The Ravens lost their most important player on Sunday, and it wasn’t Ray Lewis. It was Lardarius Webb.
Webb, their star cornerback, was lost ten plays into the game against the Dallas Cowboys to a torn ACL. It was Webb’s second torn ACL since 2009, and it was a significant blow to a defense that needs as many top cover guys as it can get right now because they have little pass rush. But another reason the loss is significant is because of Webb’s playmaking and versatility.
Webb routinely makes plays by getting his hands on passes or on quarterbacks. Last season, he had 20 deflected pass and he intercepted five more, including three big ones in the playoffs against the Houston Texans and New England Patriots. This season, he had six pass deflections and one interception.
What isn’t noted statistically is how he’s fared as a blitzer from the slot, where he’s applied pressure from the oft-mentioned Fire Zone Blitz concepts on quarterbacks, a blitz that was seen often against Andy Dalton and the Cincinnati Bengals during Baltimore’s Week 1 44-13 win. Webb’s versatility is perhaps the biggest reason why this loss is so huge for the Ravens.
There aren’t many cornerbacks in the NFL who are able to line up inside and outside of the formation and have very little drop-off in coverage. That’s because the average cornerback doesn’t have Webb’s quick feet, man-cover skills, and willingness in run support. Because of his ability to play in the slot and on the outside, he is able to match up with receivers of all sizes, short or tall.
As seen in the few snaps he took against the Dallas Cowboys, he can hold his own in coverage regardless of where he aligns and who he is against. On the sixth play of the Cowboys’ first drive, he was aligned in the slot against the 6’2″, 220 pound Miles Austin, and he held his own in man coverage. Austin ran a slant towards the middle of the field — putting Webb in trail position — and he had no issues closing the initial gap between him, forcing quarterback Tony Romo to look to the outside.
In Week 3 from the same alignment, Webb didn’t struggle at all while covering the much smaller and quicker Wes Welker down the field.
On the unfortunate play when he was injured, Webb was in the boundary (short side of field) against the physically strong Dez Bryant.
Webb’s versatility to line up inside and out was vital to the Ravens defense because they could erase a team’s top receiver regardless of where he lined up. Whether the receiver was quick and short like Welker or strong and tall like Bryant, Webb had him covered while the rest of the cornerbacks — namely Jimmy Smith and Cary Williams — worked the outsides against the two’s and three’s.

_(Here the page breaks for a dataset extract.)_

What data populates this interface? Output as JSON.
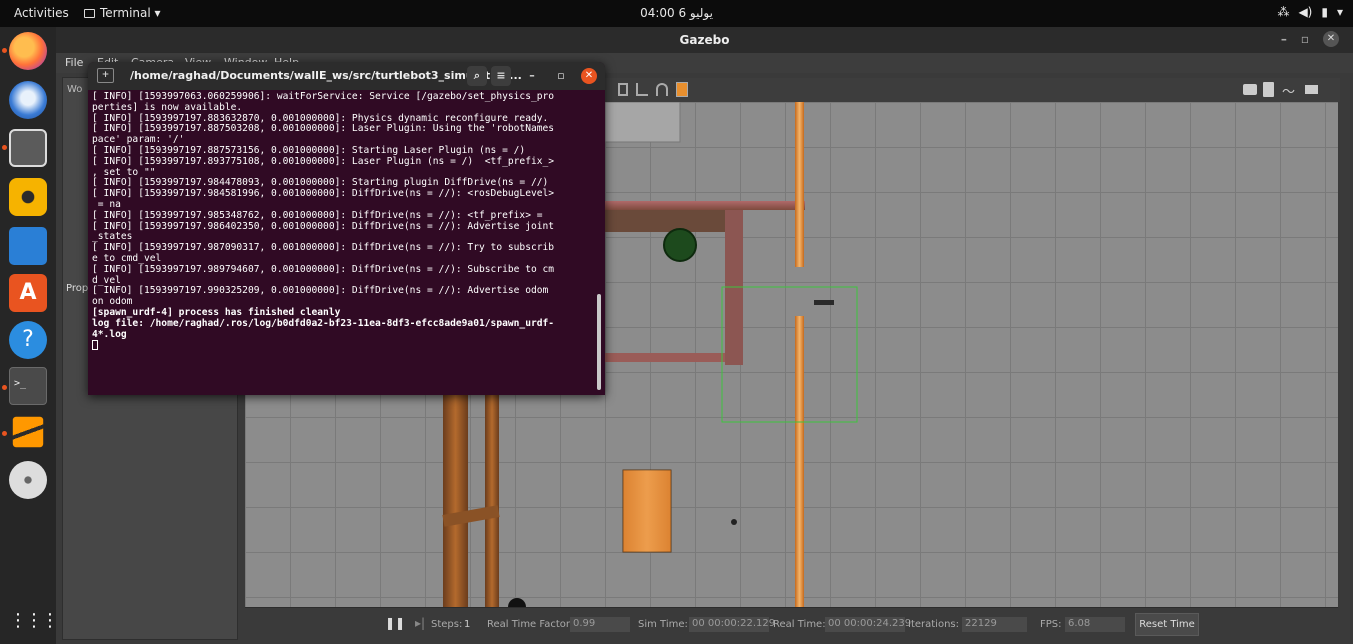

So what does this mean moving forward?
Well, the loss of Webb affects the Ravens’ sub-packages where they liked to blitz with him as noted. Now that has been taken away the defense has to find someone else with the ability to cover slot receivers — options include Chykie Brown, Asa Jackson, and Corey Graham, none of which are convincing — and that will immediately downgrade the Ravens’ pass defense.
Moreover, this thrusts second-year cornerback Jimmy Smith into the spotlight. Smith is a very talented athlete, but he’s still learning the ropes of the position despite possessing great physical traits, and he can be picked on. He tends to be overly aggressive in coverage, and he has issues with technique, which is a big problem.
Lastly, the loss of Ray Lewis can’t go without mention. He’s the vocal leader of the Ravens, and his vision was key in the play-by-play battle to make the right pre-snap adjustments and combat the audibles of the opposition. There is still a chance he can come back in time for the playoffs, but that’s extremely unlikely. It will be important to watch how the Ravens defend the seam with inside linebacker Jameel McClain, who’s not the most fleet of foot. He will be tested this Sunday against the Houston Texans’ play-action passing game and tight end Owen Daniels.
Defensive coordinator Dean Pees will have his hands full, to say the least.